All account activity – deposits, withdrawals and dividends – was recorded by Dollar Bank tellers in the customer’s passbook and the bank’s deposit ledgers. The two sets of records – the customer’s and the bank’s – were intended to be identical.

To better serve Pittsburgh’s large German immigrant population in the mid- and late-1800s, Dollar Bank issued passbooks in German as well as English.

The cover art on Dollar Bank’s passbooks had several designs over the years. The initial design depicted a beehive, symbol of industry (hard work and cooperation). The passbook of John B. McFadden, Dollar Bank’s very first customer, contains a beehive illustration on the cover.


After Dollar Bank’s Fourth Avenue Building was constructed, an illustration of the bank’s headquarters appeared on passbook covers. The illustration was updated when wings were added to Fourth Avenue in 1904. The Fourth Avenue Building was Dollar Bank’s emblem on passbooks and in advertising up through the mid-1900s, when the bank’s iconic lions – specifically, the couchant one to the left of the bank’s Fourth Avenue entrance – replaced the image of the building on passbook covers and ads. 

Seal Press


Corporate seals once served as important forms of legal authentication to ensure the legitimacy of documents bearing the name of an institution.

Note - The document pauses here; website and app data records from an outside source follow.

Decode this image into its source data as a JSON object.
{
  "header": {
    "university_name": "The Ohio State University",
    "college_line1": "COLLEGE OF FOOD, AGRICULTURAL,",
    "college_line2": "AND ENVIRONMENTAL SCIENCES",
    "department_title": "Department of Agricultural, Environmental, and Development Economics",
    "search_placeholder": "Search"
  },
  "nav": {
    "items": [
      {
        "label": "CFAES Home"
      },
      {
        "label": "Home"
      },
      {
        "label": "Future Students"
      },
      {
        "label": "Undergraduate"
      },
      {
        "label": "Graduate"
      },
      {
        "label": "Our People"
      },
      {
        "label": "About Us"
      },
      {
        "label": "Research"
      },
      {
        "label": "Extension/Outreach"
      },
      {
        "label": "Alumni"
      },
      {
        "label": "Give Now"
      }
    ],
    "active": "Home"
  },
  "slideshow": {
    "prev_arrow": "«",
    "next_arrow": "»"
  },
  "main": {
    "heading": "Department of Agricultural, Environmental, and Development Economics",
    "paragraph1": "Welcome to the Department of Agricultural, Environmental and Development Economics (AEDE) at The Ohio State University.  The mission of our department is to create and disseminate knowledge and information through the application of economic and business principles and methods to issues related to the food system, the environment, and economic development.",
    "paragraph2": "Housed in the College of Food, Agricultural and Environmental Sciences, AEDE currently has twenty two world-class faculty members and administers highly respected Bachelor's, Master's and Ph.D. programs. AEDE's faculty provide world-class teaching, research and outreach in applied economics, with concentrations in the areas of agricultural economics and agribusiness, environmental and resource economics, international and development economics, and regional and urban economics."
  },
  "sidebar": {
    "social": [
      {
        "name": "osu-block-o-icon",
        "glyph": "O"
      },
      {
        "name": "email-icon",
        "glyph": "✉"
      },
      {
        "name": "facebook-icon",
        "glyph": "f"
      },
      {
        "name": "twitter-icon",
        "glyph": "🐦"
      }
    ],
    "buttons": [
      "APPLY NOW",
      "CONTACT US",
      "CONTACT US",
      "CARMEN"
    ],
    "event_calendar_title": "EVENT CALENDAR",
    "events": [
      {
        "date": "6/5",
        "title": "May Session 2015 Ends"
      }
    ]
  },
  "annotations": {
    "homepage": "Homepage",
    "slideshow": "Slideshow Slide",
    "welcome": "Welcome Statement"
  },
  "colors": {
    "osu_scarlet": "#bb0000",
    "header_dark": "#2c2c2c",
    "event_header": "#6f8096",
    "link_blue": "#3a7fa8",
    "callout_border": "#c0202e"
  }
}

Dollar Bank's first corporate seal was approved by the bank's Board of Trustees in May 1862. In January 1883, the Trustees voted in favor of a Resolution to adopt a new seal. The updated design was described in detail in the Trustees' Meeting minutes:

"... a round seal ... in the center thereof a head and thirteen stars, similar to those upon the Gold Dollar of the United States of the year 1855 and underneath the head this date 1855 and surmounting the same the words 'The Dollar Savings Bank Pittsburgh Pa.'"

An actual impression of the new proposed seal was affixed to the page in the Trustees' Minutes containing the Resolution from January 19, 1883.

The bank purchased a cast iron hand-operated seal press to emboss the corporate seal on official bank documents. Dollar Bank's corporate seal remains a rich part of our heritage, and the vintage stamping press is one of the items preserved in the Dollar Bank Historical Collection.

Signature Ledger No. 1, 1855-1864


Dollar Bank's handwritten Signature Ledger No. 1, 1855-1864, contains records of the savings account openings of the bank's first 9,468 depositors, as well as Charles Colton's handwritten transcription of the bank's 1855 charter.

The dates of the accounts recorded in this signature ledger run from July 19, 1855 through January 14, 1864.  Included are the accounts of immigrants, laborers, housewives, Civil War soldiers and a number of notable Pittsburghers of the era, such as Joseph HorneLois J. Campbell and Lewis Woodson.

 
 Request Access to Dollar Bank's Historical Collection 

Please complete all of the fields below to request access to documents from our Historical Collection.  You will also need to accept the terms of our Historical Collection Access Policy, click here to review. Thank you for your interest!